*Records for the exercise:*

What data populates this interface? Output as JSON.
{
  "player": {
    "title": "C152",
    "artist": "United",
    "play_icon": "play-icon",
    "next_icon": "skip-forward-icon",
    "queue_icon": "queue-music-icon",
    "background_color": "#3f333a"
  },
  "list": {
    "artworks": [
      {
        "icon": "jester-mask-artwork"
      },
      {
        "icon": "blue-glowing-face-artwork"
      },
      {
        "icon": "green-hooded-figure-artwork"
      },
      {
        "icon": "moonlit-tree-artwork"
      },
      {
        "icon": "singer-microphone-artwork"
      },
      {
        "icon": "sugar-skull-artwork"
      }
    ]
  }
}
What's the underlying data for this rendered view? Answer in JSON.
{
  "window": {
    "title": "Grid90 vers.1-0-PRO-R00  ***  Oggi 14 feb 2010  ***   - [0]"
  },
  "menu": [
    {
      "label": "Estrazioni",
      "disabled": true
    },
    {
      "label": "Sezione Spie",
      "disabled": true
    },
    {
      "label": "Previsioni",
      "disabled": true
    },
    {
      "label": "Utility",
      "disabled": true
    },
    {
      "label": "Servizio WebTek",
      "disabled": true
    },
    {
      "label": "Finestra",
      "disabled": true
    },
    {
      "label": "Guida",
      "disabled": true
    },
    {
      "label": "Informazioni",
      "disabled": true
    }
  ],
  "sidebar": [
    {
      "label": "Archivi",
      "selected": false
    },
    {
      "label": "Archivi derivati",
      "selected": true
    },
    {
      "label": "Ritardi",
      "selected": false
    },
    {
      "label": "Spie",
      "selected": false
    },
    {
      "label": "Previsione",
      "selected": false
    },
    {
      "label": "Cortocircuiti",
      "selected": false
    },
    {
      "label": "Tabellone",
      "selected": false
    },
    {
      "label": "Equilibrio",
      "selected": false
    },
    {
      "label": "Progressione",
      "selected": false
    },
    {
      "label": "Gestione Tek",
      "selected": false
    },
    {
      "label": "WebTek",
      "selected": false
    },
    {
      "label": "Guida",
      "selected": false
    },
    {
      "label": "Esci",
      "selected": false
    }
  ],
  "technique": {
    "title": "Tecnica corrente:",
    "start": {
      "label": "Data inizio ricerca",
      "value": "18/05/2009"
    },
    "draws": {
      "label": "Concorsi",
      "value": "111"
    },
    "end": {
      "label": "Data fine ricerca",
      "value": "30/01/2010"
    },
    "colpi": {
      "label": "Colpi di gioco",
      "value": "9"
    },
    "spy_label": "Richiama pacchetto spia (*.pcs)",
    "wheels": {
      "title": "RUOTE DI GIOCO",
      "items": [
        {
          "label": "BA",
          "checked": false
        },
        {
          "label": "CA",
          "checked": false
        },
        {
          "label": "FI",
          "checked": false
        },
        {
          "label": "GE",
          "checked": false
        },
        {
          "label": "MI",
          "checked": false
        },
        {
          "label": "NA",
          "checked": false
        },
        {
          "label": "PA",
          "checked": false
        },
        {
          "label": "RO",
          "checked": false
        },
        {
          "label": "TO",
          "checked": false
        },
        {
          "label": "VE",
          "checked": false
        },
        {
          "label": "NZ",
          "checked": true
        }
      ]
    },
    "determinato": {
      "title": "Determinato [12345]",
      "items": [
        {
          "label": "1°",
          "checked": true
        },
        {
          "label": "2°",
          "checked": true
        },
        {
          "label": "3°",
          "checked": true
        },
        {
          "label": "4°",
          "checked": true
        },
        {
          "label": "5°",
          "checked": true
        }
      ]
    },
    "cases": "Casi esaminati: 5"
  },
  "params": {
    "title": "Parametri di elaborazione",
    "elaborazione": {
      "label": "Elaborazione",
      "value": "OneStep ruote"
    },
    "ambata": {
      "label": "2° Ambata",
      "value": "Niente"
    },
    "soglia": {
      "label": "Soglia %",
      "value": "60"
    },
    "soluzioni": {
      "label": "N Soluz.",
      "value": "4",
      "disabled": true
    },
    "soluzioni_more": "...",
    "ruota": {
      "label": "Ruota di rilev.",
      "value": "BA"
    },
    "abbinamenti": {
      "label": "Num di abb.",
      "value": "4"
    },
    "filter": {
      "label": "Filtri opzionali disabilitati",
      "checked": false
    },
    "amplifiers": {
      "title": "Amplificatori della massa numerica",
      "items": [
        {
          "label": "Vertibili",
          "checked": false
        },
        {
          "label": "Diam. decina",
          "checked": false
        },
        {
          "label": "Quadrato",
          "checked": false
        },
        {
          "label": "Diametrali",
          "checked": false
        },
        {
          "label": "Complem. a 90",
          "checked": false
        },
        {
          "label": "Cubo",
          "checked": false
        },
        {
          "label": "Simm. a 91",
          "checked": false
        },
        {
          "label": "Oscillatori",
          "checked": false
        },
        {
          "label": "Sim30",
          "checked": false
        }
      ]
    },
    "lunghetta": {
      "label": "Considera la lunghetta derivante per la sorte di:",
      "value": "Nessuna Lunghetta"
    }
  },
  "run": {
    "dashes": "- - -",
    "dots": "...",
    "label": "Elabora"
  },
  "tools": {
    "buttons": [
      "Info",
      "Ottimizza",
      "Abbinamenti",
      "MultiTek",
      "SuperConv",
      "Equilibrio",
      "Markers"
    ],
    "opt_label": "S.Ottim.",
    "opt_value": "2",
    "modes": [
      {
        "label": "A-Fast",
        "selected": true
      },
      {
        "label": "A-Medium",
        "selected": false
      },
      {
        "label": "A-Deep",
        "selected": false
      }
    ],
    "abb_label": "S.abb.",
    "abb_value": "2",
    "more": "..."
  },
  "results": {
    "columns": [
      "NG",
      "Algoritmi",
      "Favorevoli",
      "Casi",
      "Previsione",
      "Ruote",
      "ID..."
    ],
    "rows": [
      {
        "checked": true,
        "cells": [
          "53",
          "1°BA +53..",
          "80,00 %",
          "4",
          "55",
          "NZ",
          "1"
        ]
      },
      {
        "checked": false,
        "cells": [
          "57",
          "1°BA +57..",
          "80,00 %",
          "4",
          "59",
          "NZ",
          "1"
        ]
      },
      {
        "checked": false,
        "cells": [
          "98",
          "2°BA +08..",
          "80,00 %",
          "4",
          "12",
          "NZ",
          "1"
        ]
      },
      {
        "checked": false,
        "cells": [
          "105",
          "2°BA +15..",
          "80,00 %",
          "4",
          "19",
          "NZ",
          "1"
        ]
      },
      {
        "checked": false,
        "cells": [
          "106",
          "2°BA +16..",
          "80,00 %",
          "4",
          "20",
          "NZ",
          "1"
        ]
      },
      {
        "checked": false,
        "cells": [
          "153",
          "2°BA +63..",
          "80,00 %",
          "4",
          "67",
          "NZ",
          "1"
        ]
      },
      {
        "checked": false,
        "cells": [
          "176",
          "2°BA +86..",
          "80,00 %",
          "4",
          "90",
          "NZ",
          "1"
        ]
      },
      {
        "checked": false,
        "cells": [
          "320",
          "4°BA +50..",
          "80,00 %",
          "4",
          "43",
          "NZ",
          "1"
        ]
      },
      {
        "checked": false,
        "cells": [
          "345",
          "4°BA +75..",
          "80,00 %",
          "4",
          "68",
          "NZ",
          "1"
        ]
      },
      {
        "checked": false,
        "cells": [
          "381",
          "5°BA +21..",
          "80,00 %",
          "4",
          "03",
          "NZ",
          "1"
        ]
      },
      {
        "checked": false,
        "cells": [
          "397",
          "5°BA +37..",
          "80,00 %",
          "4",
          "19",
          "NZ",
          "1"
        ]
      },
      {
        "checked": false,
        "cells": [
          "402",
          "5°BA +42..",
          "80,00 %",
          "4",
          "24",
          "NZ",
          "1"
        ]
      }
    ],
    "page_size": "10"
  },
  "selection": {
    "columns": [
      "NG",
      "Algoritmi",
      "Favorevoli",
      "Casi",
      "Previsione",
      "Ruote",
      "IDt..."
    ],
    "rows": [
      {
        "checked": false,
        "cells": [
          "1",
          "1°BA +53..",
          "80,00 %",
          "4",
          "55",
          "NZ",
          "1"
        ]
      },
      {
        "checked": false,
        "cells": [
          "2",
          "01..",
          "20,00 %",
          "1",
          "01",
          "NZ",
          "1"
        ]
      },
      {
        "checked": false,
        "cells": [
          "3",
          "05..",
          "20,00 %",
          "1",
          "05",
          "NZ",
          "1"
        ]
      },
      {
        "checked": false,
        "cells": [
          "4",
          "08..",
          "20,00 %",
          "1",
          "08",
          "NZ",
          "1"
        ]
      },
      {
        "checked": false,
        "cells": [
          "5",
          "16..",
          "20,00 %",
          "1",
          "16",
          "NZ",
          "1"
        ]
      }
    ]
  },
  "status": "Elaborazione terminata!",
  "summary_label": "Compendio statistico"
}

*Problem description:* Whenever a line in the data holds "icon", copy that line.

*Response area:*
    "play_icon": "play-icon",
    "next_icon": "skip-forward-icon",
    "queue_icon": "queue-music-icon",
        "icon": "jester-mask-artwork"
        "icon": "blue-glowing-face-artwork"
        "icon": "green-hooded-figure-artwork"
        "icon": "moonlit-tree-artwork"
        "icon": "singer-microphone-artwork"
        "icon": "sugar-skull-artwork"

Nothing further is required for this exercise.